In last week’s blog, I claimed that much of the dishonoring, relationally unhealthy behavior I see in business leaders I know, Christians as well as non-Christians, is a manifestation of shame—the painful belief that our flaws make us unworthy of connection. In fact, I believe that every unhealthy relational behavior is ultimately rooted in shame. Running from the pain of our flaws and unworthiness, and the rejection it leads us to expect from others, is what produces patterns of isolation, pride, and unhealthy self-reliance in our lives. These patterns affect every relationship we have, both personal and professional.
Shame is Tied to Identity
In Brené Brown’s two most popular TED talks—the first on vulnerability, and the second on shame—she shares some powerful insights on the nature of shame.
First, in her talk on vulnerability, she explains that her research revealed that there were basically two types of people in the world—those who live with a sense that they were worthy of love and belonging, and those who, because of shame, struggle to feel worthy. What separated the two groups was one simple factor:
There was only one variable that separated the people who have a strong sense of love and belonging and the people who really struggle for it. And that was, the people who have a strong sense of love and belonging believe they’re worthy of love and belonging. That’s it. They believe they’re worthy.
In her second talk on shame, Brown explains how shame differs from guilt:
Shame drives two big tapes—“never good enough”—and, if you can talk it out of that one, “Who do you think you are?” The thing to understand about shame is, it’s not guilt. Shame is a focus on self, guilt is a focus on behavior. Shame is “I am bad.” Guilt is “I did something bad.”
These two insights tell me two things. First, shame and worthiness are both identity beliefs, and second, these beliefs lead us to live in two completely opposite ways. Dishonoring, relationally unhealthy behavior is rooted in a shame-based identity. Honoring, relationally healthy behavior is rooted in an identity of worthiness. Whichever identity we are living from will affect every relationship in our lives, whether personal or professional.
The Best Source for an Identity of Worthiness

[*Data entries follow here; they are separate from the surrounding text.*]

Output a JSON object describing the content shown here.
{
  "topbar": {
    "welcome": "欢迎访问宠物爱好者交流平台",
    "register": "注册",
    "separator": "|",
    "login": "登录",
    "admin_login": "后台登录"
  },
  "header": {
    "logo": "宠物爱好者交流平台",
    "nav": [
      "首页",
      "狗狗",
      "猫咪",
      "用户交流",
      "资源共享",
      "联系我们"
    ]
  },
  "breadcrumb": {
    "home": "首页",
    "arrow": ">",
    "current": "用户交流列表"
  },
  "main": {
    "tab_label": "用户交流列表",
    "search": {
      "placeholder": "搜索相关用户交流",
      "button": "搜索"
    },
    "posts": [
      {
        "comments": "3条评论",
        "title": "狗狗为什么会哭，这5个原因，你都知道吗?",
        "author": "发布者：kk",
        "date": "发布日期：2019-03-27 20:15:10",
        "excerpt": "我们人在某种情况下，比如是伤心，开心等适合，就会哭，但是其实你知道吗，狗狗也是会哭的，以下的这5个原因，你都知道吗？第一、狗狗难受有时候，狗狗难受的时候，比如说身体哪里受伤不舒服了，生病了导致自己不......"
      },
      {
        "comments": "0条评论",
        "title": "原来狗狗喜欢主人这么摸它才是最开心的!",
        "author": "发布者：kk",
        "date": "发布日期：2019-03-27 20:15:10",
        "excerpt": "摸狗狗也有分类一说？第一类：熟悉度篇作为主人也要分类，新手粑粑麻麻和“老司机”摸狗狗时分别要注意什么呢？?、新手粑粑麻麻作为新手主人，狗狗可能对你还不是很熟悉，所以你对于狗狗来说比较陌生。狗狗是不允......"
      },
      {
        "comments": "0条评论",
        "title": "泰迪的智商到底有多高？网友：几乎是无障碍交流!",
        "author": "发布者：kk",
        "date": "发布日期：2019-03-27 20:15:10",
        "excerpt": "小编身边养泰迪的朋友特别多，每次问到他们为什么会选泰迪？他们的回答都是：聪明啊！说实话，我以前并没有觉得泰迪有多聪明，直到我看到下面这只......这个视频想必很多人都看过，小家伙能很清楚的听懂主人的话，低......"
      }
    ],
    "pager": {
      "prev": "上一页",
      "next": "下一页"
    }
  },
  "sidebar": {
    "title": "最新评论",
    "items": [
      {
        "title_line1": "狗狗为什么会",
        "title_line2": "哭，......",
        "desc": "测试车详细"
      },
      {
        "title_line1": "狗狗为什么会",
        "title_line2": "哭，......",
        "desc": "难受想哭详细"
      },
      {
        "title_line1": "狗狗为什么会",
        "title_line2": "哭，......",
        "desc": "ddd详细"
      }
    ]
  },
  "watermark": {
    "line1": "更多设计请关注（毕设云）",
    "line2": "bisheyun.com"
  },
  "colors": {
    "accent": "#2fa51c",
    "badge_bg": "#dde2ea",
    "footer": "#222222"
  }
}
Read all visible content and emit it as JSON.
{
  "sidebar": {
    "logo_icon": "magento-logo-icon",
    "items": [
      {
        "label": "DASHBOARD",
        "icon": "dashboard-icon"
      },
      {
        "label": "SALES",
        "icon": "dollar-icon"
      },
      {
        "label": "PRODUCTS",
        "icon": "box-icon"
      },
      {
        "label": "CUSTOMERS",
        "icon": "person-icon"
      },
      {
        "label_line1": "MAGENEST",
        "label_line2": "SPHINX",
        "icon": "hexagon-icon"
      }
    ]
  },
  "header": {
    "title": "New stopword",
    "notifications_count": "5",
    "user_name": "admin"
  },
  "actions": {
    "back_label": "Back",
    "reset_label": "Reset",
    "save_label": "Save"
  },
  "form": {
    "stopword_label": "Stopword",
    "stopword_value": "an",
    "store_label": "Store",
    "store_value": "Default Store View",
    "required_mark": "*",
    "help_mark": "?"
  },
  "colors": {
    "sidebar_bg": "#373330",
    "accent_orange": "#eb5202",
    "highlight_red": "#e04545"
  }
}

Identities aren’t theories we pull out of thin air. Our beliefs in our worthiness or unworthiness are tied to things we have lived through and learned. If we recognize that we have been living from a shame-based identity, how do we trade it in for an identity of worthiness? Where to do we find such a thing—and the experiences that make it real for us?
We don’t find it merely by praying a prayer, joining a church, or reading the Bible. I’m convinced that we only find it in a real, dynamic, experiential relationship with the Father. When we enter this relationship, we receive a new relational identity—the identity of a son or daughter. The Father declares us worthy of His unconditional, lavish love and connection—a worthiness not based on our behavior or personality or accomplishments or appearance or any other feature, but solely on the fact that He has chosen us to be His.

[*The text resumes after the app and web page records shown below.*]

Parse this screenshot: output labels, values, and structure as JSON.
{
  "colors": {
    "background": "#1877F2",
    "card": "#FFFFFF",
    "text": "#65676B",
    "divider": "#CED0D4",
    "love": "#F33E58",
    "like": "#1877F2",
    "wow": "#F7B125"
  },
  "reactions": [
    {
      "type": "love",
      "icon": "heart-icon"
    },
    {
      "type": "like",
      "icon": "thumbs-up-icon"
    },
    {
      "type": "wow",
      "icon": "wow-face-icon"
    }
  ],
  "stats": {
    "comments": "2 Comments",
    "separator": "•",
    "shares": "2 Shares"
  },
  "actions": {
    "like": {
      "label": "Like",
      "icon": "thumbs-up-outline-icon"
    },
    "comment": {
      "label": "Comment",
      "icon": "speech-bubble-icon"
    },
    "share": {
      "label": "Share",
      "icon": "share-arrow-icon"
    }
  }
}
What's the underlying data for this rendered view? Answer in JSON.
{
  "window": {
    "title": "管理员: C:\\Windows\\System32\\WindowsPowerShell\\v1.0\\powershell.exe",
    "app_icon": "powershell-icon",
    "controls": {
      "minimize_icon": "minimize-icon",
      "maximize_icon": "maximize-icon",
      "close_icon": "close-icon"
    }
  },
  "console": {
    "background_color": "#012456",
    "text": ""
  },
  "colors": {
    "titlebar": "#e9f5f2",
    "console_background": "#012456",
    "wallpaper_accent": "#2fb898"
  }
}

Worthiness is a Journey
But how can it be that so many people who call themselves Christians—even Christian leaders—are still living out the patterns of a shame-based identity? The answer is simply that learning to walk in a relationship with the Father and live from the identity of a son or daughter is a journey. And it is a journey filled with struggle, for it requires us to give up the old identity beliefs that, destructive as they are, have been normal and familiar to us, and learn new beliefs that lead to a completely different lifestyle of humility, vulnerability, and connection.

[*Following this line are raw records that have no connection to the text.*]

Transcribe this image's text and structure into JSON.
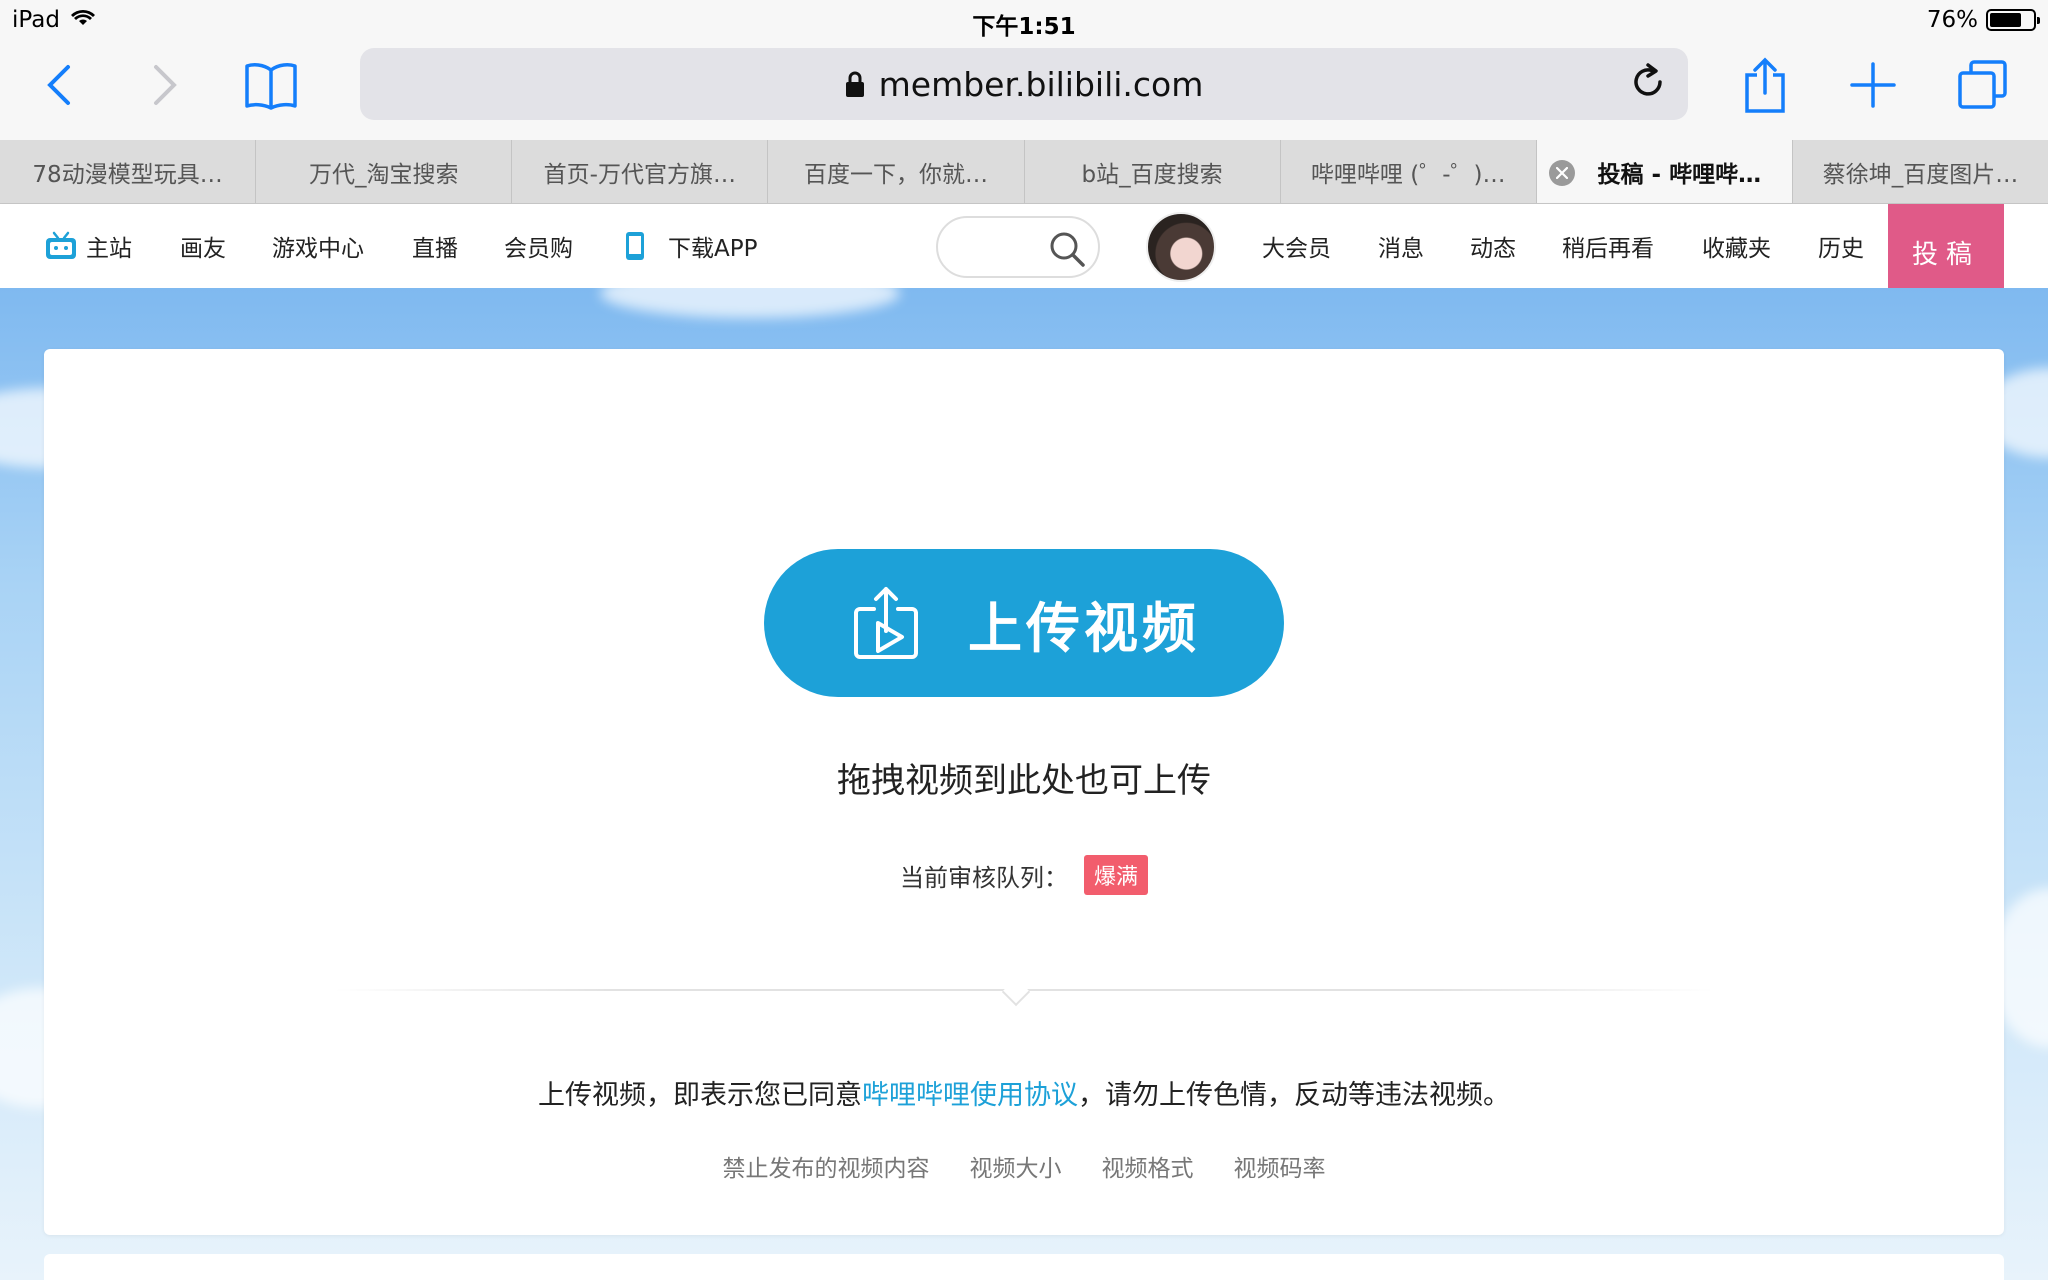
{
  "status_bar": {
    "device": "iPad",
    "time": "下午1:51",
    "battery": "76%",
    "battery_level": 0.76
  },
  "browser": {
    "url": "member.bilibili.com",
    "tabs": [
      {
        "label": "78动漫模型玩具…"
      },
      {
        "label": "万代_淘宝搜索"
      },
      {
        "label": "首页-万代官方旗…"
      },
      {
        "label": "百度一下，你就…"
      },
      {
        "label": "b站_百度搜索"
      },
      {
        "label": "哔哩哔哩 (゜-゜)…"
      },
      {
        "label": "投稿 - 哔哩哔…"
      },
      {
        "label": "蔡徐坤_百度图片…"
      }
    ],
    "active_tab": 6
  },
  "site_nav": {
    "left": [
      "主站",
      "画友",
      "游戏中心",
      "直播",
      "会员购",
      "下载APP"
    ],
    "right": [
      "大会员",
      "消息",
      "动态",
      "稍后再看",
      "收藏夹",
      "历史"
    ],
    "upload": "投稿"
  },
  "main": {
    "upload_button": "上传视频",
    "drag_hint": "拖拽视频到此处也可上传",
    "queue_label": "当前审核队列：",
    "queue_status": "爆满",
    "agreement_prefix": "上传视频，即表示您已同意",
    "agreement_link": "哔哩哔哩使用协议",
    "agreement_suffix": "，请勿上传色情，反动等违法视频。",
    "links": [
      "禁止发布的视频内容",
      "视频大小",
      "视频格式",
      "视频码率"
    ]
  },
  "colors": {
    "accent": "#1da1d8",
    "upload_pink": "#e05a88",
    "badge_red": "#f25d6d",
    "ios_blue": "#147efb"
  }
}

In The Business of Honor, I dedicate an entire chapter to sharing some of my own identity journey from orphan to son. In my case, it was many years after I became a Christian that I finally began the process of identifying the lies and unlearning the shame-driven behaviors I had developed from growing up with an angry dad who told me I couldn’t do anything right. Only as I allowed the Father to heal these places in my heart and teach me how to be a son did I become able to stop creating dysfunctional patterns of shame and isolation and start building healthy, honoring connections with my wife, spiritual fathers, friends, colleagues, and community.
I also describe how walking out this identity journey has impacted the way I have conducted myself as a businessman. I am convinced that if I had not taken the steps to move from orphan to son in my identity, from fear to honor in my heart and behavior, and from a culture of disconnection to connection in my relationships, I would have made choices that could have seriously crippled, if not destroyed, my business, my family, and even my own life.
The greatest gift we can give to ourselves and the people we are living with, working with, and leading is to courageously press forward on this journey to live in our true identity as worthy sons and daughters. If we want to live a life of honor and relational wholeness, we must be willing to confront areas where are living from shame and pursue healing and realignment with the truth—not the truth of our past or our pain, but the truth of who our Father says we are.
P.S. Pre-order The Business of Honor today and save 35-45% off the retail price! You also have the opportunity to gain exclusive access to a book club with Danny and me where we will lead you through the book in a private Facebook group.